EXERCISE DIRECTIONS: Go over the data and keep only the lines that include "time".

SOURCE MATERIAL:
※

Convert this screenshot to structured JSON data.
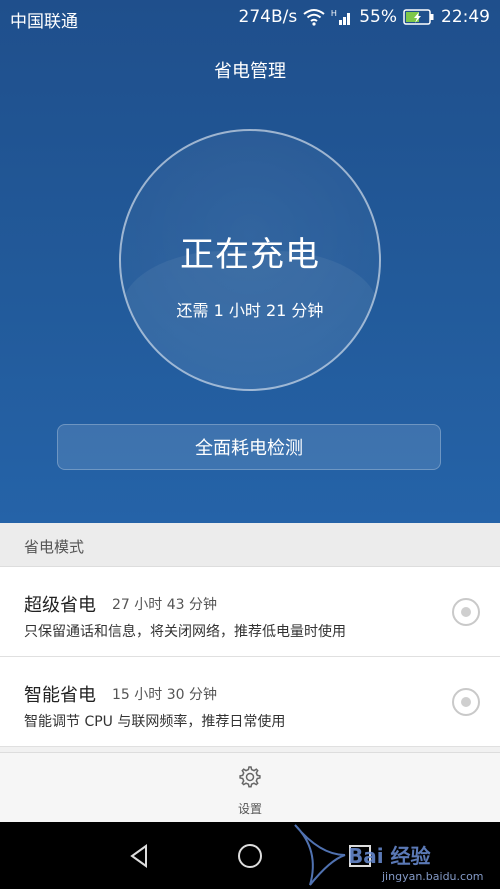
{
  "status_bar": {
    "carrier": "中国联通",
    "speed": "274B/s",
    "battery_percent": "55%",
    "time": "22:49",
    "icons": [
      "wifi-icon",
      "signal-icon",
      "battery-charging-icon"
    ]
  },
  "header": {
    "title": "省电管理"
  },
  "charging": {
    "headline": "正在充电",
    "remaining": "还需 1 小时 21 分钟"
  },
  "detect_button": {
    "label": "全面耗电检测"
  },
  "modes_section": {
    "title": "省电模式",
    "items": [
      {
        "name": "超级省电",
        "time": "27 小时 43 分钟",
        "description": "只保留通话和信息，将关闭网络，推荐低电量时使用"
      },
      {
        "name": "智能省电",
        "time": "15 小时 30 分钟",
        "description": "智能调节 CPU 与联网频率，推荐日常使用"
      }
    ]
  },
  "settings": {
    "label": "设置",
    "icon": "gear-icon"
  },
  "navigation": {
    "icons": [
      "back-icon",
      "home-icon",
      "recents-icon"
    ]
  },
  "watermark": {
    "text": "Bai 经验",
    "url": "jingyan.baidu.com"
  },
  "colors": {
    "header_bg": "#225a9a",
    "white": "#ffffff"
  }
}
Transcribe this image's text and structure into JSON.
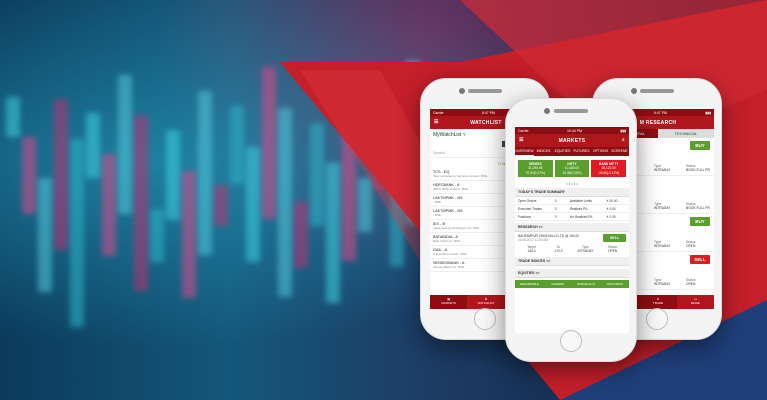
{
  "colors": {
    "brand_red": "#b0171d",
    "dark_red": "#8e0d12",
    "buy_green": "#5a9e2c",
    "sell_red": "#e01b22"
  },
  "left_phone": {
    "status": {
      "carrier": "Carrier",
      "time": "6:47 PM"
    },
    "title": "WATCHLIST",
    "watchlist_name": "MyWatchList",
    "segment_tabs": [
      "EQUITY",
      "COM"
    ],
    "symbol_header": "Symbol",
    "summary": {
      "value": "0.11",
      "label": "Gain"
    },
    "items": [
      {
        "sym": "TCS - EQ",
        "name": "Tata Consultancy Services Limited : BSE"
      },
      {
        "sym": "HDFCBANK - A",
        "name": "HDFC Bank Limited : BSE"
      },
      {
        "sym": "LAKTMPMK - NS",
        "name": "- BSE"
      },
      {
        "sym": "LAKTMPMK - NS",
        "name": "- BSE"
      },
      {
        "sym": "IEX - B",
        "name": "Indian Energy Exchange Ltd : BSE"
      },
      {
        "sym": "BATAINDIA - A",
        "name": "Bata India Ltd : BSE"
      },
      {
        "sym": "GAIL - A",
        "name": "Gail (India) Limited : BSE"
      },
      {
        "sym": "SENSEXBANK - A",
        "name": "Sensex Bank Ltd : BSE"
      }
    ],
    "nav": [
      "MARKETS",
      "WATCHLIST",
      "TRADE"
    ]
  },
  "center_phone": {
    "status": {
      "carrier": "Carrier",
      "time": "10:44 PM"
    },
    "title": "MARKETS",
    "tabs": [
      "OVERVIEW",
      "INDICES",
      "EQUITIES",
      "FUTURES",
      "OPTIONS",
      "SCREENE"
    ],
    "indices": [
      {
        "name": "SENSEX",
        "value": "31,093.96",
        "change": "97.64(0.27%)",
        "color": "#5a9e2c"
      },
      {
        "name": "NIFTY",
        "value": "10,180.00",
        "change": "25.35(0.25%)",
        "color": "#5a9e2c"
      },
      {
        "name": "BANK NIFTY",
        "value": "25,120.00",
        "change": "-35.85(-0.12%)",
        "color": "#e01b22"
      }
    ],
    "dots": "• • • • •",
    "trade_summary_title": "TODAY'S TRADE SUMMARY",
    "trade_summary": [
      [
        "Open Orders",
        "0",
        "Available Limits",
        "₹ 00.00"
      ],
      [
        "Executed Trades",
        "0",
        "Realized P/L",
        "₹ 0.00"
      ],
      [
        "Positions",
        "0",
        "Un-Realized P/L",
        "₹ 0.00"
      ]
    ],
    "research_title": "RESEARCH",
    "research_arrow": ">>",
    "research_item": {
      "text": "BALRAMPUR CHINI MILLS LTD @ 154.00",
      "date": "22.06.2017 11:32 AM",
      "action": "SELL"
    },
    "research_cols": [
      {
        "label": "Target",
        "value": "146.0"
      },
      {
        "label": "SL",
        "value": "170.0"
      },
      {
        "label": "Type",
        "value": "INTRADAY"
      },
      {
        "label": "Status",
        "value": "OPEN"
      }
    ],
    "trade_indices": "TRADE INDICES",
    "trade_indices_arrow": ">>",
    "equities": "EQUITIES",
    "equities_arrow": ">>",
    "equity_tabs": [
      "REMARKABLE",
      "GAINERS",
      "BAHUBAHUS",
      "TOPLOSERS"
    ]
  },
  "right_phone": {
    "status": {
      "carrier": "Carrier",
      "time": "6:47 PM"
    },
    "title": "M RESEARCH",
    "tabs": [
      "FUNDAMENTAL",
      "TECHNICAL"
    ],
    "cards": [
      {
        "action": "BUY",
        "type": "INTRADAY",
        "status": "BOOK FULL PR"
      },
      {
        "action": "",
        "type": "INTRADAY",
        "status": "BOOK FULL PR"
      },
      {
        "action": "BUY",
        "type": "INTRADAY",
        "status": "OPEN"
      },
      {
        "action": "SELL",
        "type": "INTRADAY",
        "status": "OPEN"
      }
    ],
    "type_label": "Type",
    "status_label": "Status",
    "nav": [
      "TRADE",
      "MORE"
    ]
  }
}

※

TASK RESPONSE:
    "time": "22:49",
        "time": "27 小时 43 分钟",
        "time": "15 小时 30 分钟",
      "time": "6:47 PM"
      "time": "10:44 PM"
      "time": "6:47 PM"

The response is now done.